Ze Dong – Uneventful Duration (Miyako Yoshinaga, 2/11 – 2/20)

Wei Xiaoguang – Humble (Fresh Window, 1/22 – 2/21)

Chung Sum (Fanky) Chak (翟松森) – Looking for Gold Mountain (456 Gallery, 1/29 – 2/26)

Phoenix Gallery Associate Members 2016 (Phoenix Gallery, 2/3 – 2/27)

Aboveground-40 Moments of Transformation Chinese Feminist Photo Exhibition (Skybridge Art Space, The New School, 2/13 – 2/27)

The Real Thing (Flowers Gallery, 1/28 – 2/27)

Lucky in Love: Traditional Asian Wedding Dress Exhibition Opening Reception (Flushing Town Hall, 2/14 – 2/28)

Tango – Wake Up! (Carma Asian Tapas, 2/6 – 2/28)

Zhang Hongtu (Queens Museum, 10/18/15 – 2/28/16)

Catalyst (Queens Museum, 10/3/15 – 2/28/16)

Visit the exhibition calendar (http://ow.ly/pxe9o) for details for the following shows below.  As always, check the museum or gallery’s website for hours of operation.

Ze Dong – Uneventful Duration (Miyako Yoshinaga, 2/11 – 2/20)

Wei Xiaoguang – Humble (Fresh Window, 1/22 – 2/21)

Chung Sum (Fanky) Chak (翟松森) – Looking for Gold Mountain (456 Gallery, 1/29 – 2/26)

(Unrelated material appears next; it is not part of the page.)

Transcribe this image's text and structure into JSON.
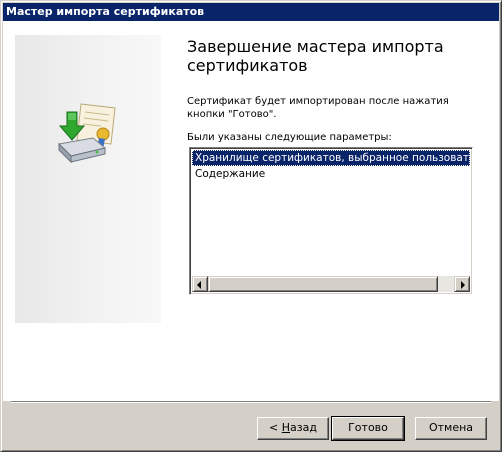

Phoenix Gallery Associate Members 2016 (Phoenix Gallery, 2/3 – 2/27)

Aboveground-40 Moments of Transformation Chinese Feminist Photo Exhibition (Skybridge Art Space, The New School, 2/13 – 2/27)

The Real Thing (Flowers Gallery, 1/28 – 2/27)

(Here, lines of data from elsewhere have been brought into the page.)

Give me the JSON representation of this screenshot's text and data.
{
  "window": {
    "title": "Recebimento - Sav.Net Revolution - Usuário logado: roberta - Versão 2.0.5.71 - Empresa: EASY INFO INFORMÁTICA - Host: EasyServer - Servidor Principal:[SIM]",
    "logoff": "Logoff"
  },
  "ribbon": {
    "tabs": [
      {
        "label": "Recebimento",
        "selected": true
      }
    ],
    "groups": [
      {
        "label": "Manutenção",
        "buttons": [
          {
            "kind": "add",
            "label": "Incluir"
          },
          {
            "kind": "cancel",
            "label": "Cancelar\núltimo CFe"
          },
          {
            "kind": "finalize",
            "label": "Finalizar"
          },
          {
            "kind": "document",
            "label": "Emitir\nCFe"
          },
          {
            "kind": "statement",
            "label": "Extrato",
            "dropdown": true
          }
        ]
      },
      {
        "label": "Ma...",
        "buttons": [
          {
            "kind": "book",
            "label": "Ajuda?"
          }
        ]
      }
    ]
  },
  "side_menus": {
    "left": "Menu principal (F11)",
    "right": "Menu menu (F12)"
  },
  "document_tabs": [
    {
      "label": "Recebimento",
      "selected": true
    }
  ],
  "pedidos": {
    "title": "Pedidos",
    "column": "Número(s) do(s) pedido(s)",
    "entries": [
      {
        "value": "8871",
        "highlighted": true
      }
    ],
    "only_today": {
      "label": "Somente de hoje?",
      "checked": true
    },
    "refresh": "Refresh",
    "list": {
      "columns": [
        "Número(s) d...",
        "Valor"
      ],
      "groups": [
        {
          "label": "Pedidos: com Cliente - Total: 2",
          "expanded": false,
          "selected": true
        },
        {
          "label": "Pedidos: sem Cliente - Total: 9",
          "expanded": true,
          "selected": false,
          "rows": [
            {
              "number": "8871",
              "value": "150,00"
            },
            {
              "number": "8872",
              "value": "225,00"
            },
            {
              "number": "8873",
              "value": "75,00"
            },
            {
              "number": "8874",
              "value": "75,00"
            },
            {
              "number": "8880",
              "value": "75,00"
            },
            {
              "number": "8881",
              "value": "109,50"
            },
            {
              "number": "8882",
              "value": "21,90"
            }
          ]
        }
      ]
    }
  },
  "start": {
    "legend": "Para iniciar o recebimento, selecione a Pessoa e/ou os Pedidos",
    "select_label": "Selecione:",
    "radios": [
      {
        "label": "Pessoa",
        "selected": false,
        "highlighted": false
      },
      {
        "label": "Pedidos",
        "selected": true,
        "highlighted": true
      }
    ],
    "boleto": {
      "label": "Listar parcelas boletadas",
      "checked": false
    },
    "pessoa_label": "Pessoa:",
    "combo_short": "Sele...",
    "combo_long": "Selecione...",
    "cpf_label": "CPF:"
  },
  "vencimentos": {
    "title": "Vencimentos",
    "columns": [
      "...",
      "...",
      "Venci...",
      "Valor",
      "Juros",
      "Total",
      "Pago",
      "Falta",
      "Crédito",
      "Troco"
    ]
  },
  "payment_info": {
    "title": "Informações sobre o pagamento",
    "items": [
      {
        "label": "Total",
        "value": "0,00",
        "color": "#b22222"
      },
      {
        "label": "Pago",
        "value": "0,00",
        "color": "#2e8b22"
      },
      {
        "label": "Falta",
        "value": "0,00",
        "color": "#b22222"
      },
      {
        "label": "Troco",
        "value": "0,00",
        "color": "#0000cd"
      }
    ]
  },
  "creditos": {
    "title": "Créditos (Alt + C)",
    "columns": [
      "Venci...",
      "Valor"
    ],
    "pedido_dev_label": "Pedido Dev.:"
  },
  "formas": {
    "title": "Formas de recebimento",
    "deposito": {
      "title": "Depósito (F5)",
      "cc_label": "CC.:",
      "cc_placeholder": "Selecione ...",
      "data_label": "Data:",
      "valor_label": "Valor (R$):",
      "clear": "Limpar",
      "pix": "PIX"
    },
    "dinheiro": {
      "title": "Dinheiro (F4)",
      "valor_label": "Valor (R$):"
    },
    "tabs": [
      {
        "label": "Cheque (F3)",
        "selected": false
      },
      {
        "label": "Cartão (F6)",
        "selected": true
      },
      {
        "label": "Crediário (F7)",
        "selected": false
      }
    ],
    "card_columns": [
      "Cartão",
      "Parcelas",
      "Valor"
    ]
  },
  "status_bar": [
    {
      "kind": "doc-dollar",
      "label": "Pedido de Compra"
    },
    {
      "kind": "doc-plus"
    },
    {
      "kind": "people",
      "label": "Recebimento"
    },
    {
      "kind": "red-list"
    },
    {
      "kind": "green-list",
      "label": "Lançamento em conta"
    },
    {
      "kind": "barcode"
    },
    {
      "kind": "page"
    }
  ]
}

Lucky in Love: Traditional Asian Wedding Dress Exhibition Opening Reception (Flushing Town Hall, 2/14 – 2/28)

Tango – Wake Up! (Carma Asian Tapas, 2/6 – 2/28)

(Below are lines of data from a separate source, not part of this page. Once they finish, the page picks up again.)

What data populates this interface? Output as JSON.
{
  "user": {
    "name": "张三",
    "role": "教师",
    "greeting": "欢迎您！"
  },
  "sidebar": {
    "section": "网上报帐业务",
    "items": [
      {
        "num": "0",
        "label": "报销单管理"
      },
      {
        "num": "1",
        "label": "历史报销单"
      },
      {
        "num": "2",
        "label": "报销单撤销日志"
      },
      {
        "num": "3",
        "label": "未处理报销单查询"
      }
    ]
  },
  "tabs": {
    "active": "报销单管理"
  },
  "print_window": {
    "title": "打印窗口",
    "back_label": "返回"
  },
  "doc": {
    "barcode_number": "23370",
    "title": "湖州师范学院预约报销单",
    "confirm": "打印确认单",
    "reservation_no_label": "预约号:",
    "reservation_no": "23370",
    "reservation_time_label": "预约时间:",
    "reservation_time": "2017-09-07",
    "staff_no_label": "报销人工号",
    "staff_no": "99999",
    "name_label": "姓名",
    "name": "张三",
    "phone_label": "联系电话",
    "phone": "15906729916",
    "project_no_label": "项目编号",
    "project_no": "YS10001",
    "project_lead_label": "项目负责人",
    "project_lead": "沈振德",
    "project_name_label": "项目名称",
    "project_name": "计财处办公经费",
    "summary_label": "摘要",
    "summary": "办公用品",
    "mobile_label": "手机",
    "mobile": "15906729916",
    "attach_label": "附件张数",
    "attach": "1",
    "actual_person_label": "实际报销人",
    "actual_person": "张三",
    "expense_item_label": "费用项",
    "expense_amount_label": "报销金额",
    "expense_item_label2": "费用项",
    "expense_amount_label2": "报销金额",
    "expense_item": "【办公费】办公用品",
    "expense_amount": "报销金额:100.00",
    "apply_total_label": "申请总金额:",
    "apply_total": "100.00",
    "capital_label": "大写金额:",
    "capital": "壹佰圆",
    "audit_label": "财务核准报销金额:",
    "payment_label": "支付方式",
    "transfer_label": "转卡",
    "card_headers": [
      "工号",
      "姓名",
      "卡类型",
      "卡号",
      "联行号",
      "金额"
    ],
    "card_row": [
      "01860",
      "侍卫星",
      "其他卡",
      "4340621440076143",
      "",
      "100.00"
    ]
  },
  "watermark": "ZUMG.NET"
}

Zhang Hongtu (Queens Museum, 10/18/15 – 2/28/16)

Catalyst (Queens Museum, 10/3/15 – 2/28/16)

Cai Dongdong (蔡东东) – Fountain (Klein Sun Gallery, 2/18 – 3/19)

Zhong Biao (钟飙) – The Other Shore (彼岸) (Klein Sun Gallery, 2/18 – 3/19)

Martin Wong: Human Instamatic (11/4/15 – 3/13/16) (extended)

Fu Xiaotong (付小桐) – Land of Serenity (寂净之地) (Chambers Fine Art, 2/11 – 3/26)

SUB URBANISMS: Casino Urbanization, Chinatowns, and the Contested American Landscape (Museum of Chinese in America, 9/24 – 3/27/16)

Chinese Style: Rediscovering the Architecture of Poy Gum Lee, 1923-1968 (Museum of Chinese in America, 9/24/15 – 3/27/16)

HATCH Series x Spaces (Spaces, 2/18 – 3/18)

The Eccentrics (Sculpture Center, 1/24 – 4/4)

Chinese Textiles Ten Centuries of Masterpieces from the Met Collection (Metropolitan Museum of Art, 8/15/15 – 6/19/06)

Chinese Lacquer Treasures from the Irving Collection, 12th–18th Century (Metropolitan Museum of Art, 8/15/15 – 6/19/06)

Masterpieces of Chinese Painting from the Metropolitan Collection (Metropolitan Museum of Art, 10/31/15 – 10/11/06)

Lead image by Mulin Lyu, one of the artists featured in The World: Through Grids at Ouchi Gallery next week.  Courtesy of The Grids Studio.